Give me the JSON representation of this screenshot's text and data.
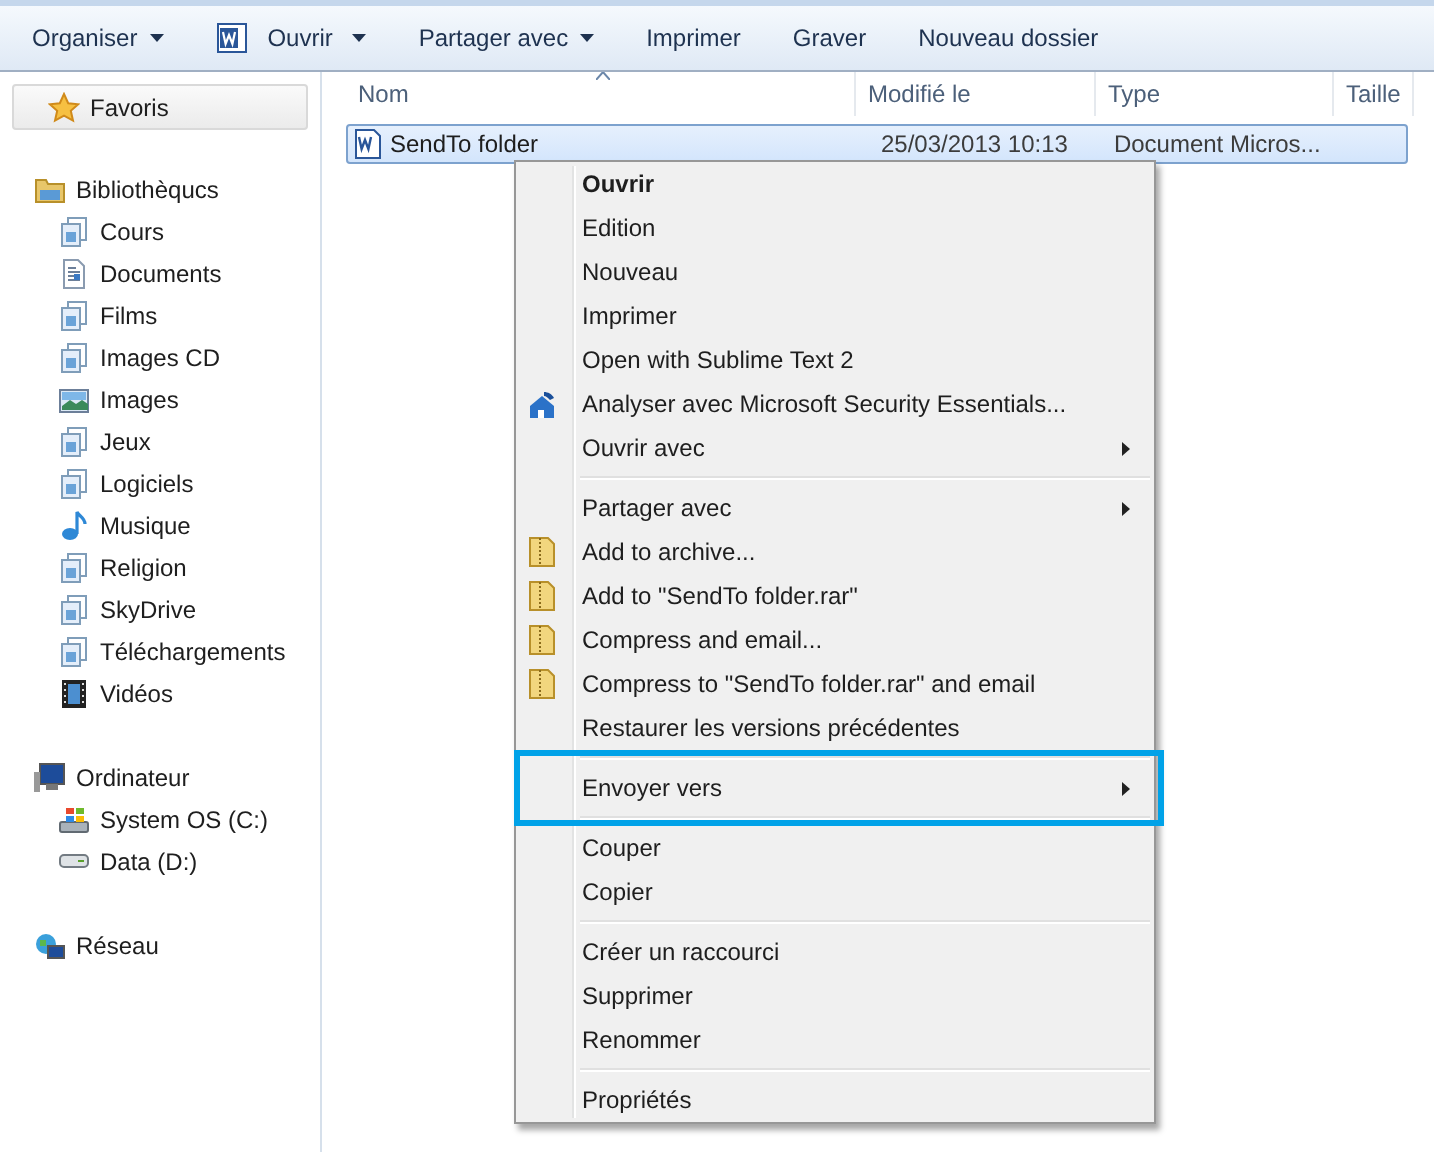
{
  "toolbar": [
    {
      "label": "Organiser",
      "kind": "dropdown"
    },
    {
      "label": "Ouvrir",
      "kind": "app-dropdown"
    },
    {
      "label": "Partager avec",
      "kind": "dropdown"
    },
    {
      "label": "Imprimer",
      "kind": "plain"
    },
    {
      "label": "Graver",
      "kind": "plain"
    },
    {
      "label": "Nouveau dossier",
      "kind": "plain"
    }
  ],
  "sidebar": {
    "groups": [
      {
        "label": "Favoris",
        "kind": "favorites",
        "selected": true
      },
      {
        "label": "Bibliothèqucs",
        "kind": "library",
        "selected": false,
        "children": [
          {
            "label": "Cours",
            "kind": "folder",
            "selected": false
          },
          {
            "label": "Documents",
            "kind": "documents",
            "selected": false
          },
          {
            "label": "Films",
            "kind": "folder",
            "selected": false
          },
          {
            "label": "Images CD",
            "kind": "folder",
            "selected": false
          },
          {
            "label": "Images",
            "kind": "pictures",
            "selected": false
          },
          {
            "label": "Jeux",
            "kind": "folder",
            "selected": false
          },
          {
            "label": "Logiciels",
            "kind": "folder",
            "selected": false
          },
          {
            "label": "Musique",
            "kind": "music",
            "selected": false
          },
          {
            "label": "Religion",
            "kind": "folder",
            "selected": false
          },
          {
            "label": "SkyDrive",
            "kind": "folder",
            "selected": false
          },
          {
            "label": "Téléchargements",
            "kind": "folder",
            "selected": false
          },
          {
            "label": "Vidéos",
            "kind": "videos",
            "selected": false
          }
        ]
      },
      {
        "label": "Ordinateur",
        "kind": "computer",
        "selected": false,
        "children": [
          {
            "label": "System OS (C:)",
            "kind": "system-drive",
            "selected": false
          },
          {
            "label": "Data (D:)",
            "kind": "drive",
            "selected": false
          }
        ]
      },
      {
        "label": "Réseau",
        "kind": "network",
        "selected": false
      }
    ]
  },
  "table": {
    "columns": [
      "Nom",
      "Modifié le",
      "Type",
      "Taille"
    ],
    "rows": [
      {
        "name": "SendTo folder",
        "modified": "25/03/2013 10:13",
        "type": "Document Micros...",
        "selected": true
      }
    ]
  },
  "context_menu": [
    {
      "kind": "plain",
      "label": "Ouvrir",
      "default": true,
      "submenu": false,
      "highlighted": false
    },
    {
      "kind": "plain",
      "label": "Edition",
      "default": false,
      "submenu": false,
      "highlighted": false
    },
    {
      "kind": "plain",
      "label": "Nouveau",
      "default": false,
      "submenu": false,
      "highlighted": false
    },
    {
      "kind": "plain",
      "label": "Imprimer",
      "default": false,
      "submenu": false,
      "highlighted": false
    },
    {
      "kind": "plain",
      "label": "Open with Sublime Text 2",
      "default": false,
      "submenu": false,
      "highlighted": false
    },
    {
      "kind": "shield",
      "label": "Analyser avec Microsoft Security Essentials...",
      "default": false,
      "submenu": false,
      "highlighted": false
    },
    {
      "kind": "plain",
      "label": "Ouvrir avec",
      "default": false,
      "submenu": true,
      "highlighted": false
    },
    {
      "kind": "separator"
    },
    {
      "kind": "plain",
      "label": "Partager avec",
      "default": false,
      "submenu": true,
      "highlighted": false
    },
    {
      "kind": "archive",
      "label": "Add to archive...",
      "default": false,
      "submenu": false,
      "highlighted": false
    },
    {
      "kind": "archive",
      "label": "Add to \"SendTo folder.rar\"",
      "default": false,
      "submenu": false,
      "highlighted": false
    },
    {
      "kind": "archive",
      "label": "Compress and email...",
      "default": false,
      "submenu": false,
      "highlighted": false
    },
    {
      "kind": "archive",
      "label": "Compress to \"SendTo folder.rar\" and email",
      "default": false,
      "submenu": false,
      "highlighted": false
    },
    {
      "kind": "plain",
      "label": "Restaurer les versions précédentes",
      "default": false,
      "submenu": false,
      "highlighted": false
    },
    {
      "kind": "separator"
    },
    {
      "kind": "plain",
      "label": "Envoyer vers",
      "default": false,
      "submenu": true,
      "highlighted": true
    },
    {
      "kind": "separator"
    },
    {
      "kind": "plain",
      "label": "Couper",
      "default": false,
      "submenu": false,
      "highlighted": false
    },
    {
      "kind": "plain",
      "label": "Copier",
      "default": false,
      "submenu": false,
      "highlighted": false
    },
    {
      "kind": "separator"
    },
    {
      "kind": "plain",
      "label": "Créer un raccourci",
      "default": false,
      "submenu": false,
      "highlighted": false
    },
    {
      "kind": "plain",
      "label": "Supprimer",
      "default": false,
      "submenu": false,
      "highlighted": false
    },
    {
      "kind": "plain",
      "label": "Renommer",
      "default": false,
      "submenu": false,
      "highlighted": false
    },
    {
      "kind": "separator"
    },
    {
      "kind": "plain",
      "label": "Propriétés",
      "default": false,
      "submenu": false,
      "highlighted": false
    }
  ]
}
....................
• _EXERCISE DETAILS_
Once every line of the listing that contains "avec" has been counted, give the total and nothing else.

• _RESULT OF THIS TASK_
4